[What the task asks]
The answer is every line in the data below that contains the word "Connexions".

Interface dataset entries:
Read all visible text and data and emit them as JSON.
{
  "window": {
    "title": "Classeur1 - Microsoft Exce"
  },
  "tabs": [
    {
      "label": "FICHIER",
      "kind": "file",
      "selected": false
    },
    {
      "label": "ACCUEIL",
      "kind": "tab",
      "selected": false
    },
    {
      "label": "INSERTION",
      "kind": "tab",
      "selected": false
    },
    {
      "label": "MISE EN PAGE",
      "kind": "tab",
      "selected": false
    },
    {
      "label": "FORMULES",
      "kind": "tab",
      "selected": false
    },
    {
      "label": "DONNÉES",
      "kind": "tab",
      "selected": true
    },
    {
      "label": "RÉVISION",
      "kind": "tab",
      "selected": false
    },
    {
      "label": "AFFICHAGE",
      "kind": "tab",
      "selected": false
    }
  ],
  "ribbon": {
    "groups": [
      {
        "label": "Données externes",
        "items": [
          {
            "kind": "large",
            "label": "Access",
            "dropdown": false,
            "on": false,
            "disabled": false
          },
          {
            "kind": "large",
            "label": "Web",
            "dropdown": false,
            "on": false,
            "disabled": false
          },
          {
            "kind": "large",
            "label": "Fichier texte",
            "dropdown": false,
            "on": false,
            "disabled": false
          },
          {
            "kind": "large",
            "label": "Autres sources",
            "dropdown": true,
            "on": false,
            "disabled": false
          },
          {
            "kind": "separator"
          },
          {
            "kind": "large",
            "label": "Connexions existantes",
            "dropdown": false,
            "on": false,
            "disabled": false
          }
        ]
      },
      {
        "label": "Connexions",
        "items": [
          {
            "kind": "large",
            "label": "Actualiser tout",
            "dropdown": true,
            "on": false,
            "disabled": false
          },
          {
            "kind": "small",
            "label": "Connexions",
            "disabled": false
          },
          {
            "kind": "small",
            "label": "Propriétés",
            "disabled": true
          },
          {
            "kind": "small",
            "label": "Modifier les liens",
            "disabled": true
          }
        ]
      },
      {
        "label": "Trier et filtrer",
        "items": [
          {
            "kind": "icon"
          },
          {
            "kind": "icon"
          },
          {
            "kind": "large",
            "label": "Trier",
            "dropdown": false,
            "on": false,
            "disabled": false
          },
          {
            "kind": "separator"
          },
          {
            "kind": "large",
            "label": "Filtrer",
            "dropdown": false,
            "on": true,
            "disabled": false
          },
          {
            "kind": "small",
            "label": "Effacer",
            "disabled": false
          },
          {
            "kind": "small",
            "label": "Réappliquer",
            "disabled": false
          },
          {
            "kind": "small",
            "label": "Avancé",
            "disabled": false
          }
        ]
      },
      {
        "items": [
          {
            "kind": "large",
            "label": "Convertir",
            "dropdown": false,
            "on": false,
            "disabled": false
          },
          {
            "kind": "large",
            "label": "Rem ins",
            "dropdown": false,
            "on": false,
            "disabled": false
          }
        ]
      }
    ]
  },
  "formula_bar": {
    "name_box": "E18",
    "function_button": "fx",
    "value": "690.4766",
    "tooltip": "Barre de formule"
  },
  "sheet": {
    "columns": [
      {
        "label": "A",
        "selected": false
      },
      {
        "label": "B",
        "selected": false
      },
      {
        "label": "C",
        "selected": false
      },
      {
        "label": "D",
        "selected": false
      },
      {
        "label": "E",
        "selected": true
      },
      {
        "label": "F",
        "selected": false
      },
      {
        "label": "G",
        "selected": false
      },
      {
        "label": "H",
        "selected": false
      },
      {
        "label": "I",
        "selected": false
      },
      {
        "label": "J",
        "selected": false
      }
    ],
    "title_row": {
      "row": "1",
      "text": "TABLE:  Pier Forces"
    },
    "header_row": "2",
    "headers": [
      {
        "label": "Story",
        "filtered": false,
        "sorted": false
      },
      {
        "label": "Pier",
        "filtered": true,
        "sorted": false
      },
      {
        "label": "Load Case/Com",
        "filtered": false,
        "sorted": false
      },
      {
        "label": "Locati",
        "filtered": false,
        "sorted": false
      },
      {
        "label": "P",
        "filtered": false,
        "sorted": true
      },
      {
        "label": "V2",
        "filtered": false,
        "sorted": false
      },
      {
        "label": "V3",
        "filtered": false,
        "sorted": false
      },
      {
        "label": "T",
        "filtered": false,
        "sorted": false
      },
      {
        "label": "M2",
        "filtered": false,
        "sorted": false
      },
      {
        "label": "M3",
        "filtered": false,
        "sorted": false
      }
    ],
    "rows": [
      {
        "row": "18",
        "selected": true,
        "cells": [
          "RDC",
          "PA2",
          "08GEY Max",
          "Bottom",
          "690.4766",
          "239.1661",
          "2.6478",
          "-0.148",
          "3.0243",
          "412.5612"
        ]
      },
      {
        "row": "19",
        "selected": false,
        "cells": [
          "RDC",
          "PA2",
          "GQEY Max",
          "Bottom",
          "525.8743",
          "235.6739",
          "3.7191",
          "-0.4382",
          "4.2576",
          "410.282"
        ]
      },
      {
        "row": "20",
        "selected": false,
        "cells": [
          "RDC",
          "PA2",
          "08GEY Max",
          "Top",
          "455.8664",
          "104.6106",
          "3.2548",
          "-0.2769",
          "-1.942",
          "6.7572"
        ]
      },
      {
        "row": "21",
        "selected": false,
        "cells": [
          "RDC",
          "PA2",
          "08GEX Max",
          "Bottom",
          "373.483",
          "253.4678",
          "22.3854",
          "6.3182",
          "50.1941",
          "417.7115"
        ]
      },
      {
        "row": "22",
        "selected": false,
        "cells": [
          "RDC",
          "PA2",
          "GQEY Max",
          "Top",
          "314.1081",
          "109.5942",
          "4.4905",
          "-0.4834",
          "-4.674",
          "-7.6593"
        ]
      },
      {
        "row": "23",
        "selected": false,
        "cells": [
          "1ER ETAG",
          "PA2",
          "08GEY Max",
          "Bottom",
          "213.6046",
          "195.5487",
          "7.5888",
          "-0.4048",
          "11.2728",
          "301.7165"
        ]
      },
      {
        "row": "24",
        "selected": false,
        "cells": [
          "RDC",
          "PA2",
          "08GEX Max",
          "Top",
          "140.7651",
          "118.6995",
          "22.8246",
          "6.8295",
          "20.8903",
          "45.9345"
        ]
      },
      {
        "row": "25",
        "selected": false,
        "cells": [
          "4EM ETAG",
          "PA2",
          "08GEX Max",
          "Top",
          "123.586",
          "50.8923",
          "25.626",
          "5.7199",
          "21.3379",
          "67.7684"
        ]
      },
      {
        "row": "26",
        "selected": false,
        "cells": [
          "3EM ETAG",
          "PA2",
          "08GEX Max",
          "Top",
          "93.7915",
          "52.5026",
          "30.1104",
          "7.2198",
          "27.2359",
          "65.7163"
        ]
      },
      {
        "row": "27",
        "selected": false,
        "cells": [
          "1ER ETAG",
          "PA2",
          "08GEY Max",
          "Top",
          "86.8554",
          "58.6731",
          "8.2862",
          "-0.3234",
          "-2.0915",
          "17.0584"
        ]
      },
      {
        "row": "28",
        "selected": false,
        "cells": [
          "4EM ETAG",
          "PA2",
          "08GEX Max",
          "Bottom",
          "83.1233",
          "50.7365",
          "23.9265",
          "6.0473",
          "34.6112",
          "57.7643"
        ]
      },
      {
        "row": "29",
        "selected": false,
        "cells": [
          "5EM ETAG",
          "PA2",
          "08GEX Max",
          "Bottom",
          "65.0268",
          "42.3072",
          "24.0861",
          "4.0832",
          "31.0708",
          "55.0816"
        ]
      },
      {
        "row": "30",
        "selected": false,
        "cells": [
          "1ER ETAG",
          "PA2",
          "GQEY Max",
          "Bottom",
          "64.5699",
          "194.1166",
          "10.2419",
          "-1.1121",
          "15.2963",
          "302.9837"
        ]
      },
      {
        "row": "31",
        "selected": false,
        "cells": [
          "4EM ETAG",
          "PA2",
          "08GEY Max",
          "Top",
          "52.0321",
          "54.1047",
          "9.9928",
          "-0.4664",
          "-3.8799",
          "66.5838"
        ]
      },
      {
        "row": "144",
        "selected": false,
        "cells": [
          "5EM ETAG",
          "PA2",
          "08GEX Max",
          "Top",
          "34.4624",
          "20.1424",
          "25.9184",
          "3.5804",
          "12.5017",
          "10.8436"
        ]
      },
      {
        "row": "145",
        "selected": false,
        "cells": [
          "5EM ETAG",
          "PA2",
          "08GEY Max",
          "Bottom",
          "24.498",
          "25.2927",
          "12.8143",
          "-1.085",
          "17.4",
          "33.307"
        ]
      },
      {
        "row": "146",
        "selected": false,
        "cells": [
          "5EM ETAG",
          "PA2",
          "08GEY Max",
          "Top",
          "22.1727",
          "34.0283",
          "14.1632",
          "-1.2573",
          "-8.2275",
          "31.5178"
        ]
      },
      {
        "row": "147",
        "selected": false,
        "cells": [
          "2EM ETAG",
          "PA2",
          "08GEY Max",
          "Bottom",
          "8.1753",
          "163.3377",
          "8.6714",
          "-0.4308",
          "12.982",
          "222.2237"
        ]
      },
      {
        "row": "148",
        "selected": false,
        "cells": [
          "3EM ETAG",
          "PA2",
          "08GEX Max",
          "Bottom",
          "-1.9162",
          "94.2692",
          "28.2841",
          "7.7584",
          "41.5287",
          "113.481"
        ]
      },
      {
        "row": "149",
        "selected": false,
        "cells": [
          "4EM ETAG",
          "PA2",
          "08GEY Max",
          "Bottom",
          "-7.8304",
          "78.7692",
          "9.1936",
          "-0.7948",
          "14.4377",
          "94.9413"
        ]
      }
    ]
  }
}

[Answer area]
            "label": "Connexions existantes",
        "label": "Connexions",
            "label": "Connexions",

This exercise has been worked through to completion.